== Data supplied

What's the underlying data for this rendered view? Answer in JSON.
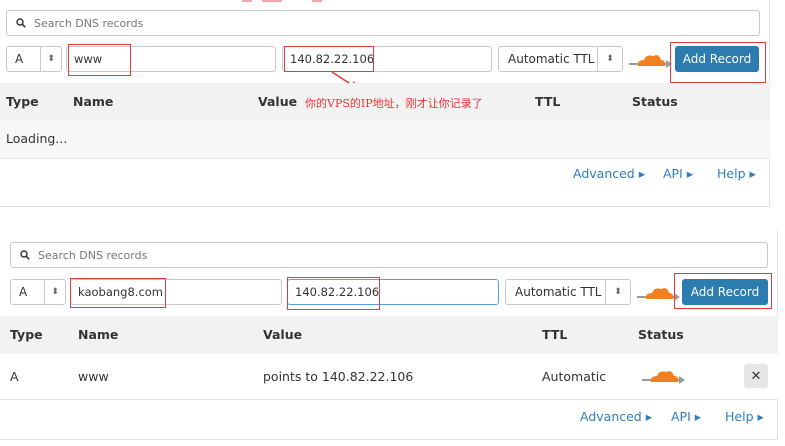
{
  "top": {
    "search_placeholder": "Search DNS records",
    "type_value": "A",
    "name_value": "www",
    "ip_value": "140.82.22.106",
    "ttl_value": "Automatic TTL",
    "add_record_label": "Add Record",
    "annotation": "你的VPS的IP地址，刚才让你记录了",
    "columns": [
      "Type",
      "Name",
      "Value",
      "TTL",
      "Status"
    ],
    "loading_text": "Loading...",
    "links": [
      "Advanced ▸",
      "API ▸",
      "Help ▸"
    ]
  },
  "bottom": {
    "search_placeholder": "Search DNS records",
    "type_value": "A",
    "name_value": "kaobang8.com",
    "ip_value": "140.82.22.106",
    "ttl_value": "Automatic TTL",
    "add_record_label": "Add Record",
    "columns": [
      "Type",
      "Name",
      "Value",
      "TTL",
      "Status"
    ],
    "record": {
      "type": "A",
      "name": "www",
      "value": "points to 140.82.22.106",
      "ttl": "Automatic",
      "delete_label": "✕"
    },
    "links": [
      "Advanced ▸",
      "API ▸",
      "Help ▸"
    ]
  },
  "colors": {
    "accent_button": "#2c7cb0",
    "cloud_orange": "#f38020",
    "annotation_red": "#e23b3b",
    "link_blue": "#2f7dbf"
  },
  "icons": [
    "search-icon",
    "cloud-proxy-icon",
    "updown-arrow-icon",
    "close-icon"
  ]
}
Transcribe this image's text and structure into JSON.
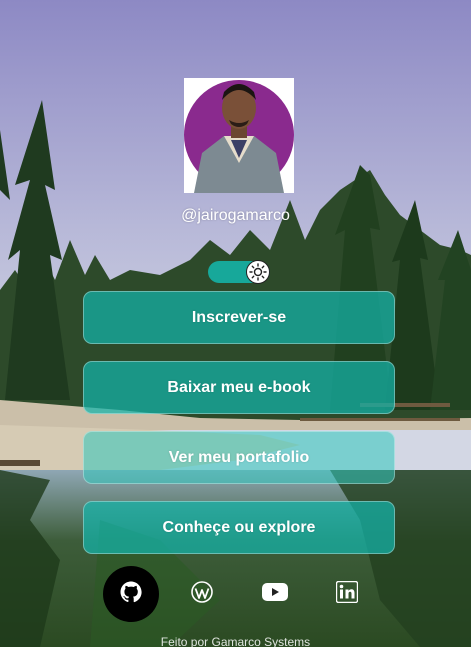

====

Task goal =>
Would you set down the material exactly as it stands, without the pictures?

Result for this exercise =>
What's the underlying data for this rendered view? Answer in JSON.
{
  "top": {
    "search_placeholder": "Search DNS records",
    "type_value": "A",
    "name_value": "www",
    "ip_value": "140.82.22.106",
    "ttl_value": "Automatic TTL",
    "add_record_label": "Add Record",
    "annotation": "你的VPS的IP地址，刚才让你记录了",
    "columns": [
      "Type",
      "Name",
      "Value",
      "TTL",
      "Status"
    ],
    "loading_text": "Loading...",
    "links": [
      "Advanced ▸",
      "API ▸",
      "Help ▸"
    ]
  },
  "bottom": {
    "search_placeholder": "Search DNS records",
    "type_value": "A",
    "name_value": "kaobang8.com",
    "ip_value": "140.82.22.106",
    "ttl_value": "Automatic TTL",
    "add_record_label": "Add Record",
    "columns": [
      "Type",
      "Name",
      "Value",
      "TTL",
      "Status"
    ],
    "record": {
      "type": "A",
      "name": "www",
      "value": "points to 140.82.22.106",
      "ttl": "Automatic",
      "delete_label": "✕"
    },
    "links": [
      "Advanced ▸",
      "API ▸",
      "Help ▸"
    ]
  },
  "colors": {
    "accent_button": "#2c7cb0",
    "cloud_orange": "#f38020",
    "annotation_red": "#e23b3b",
    "link_blue": "#2f7dbf"
  },
  "icons": [
    "search-icon",
    "cloud-proxy-icon",
    "updown-arrow-icon",
    "close-icon"
  ]
}
Transcribe this image's text and structure into JSON.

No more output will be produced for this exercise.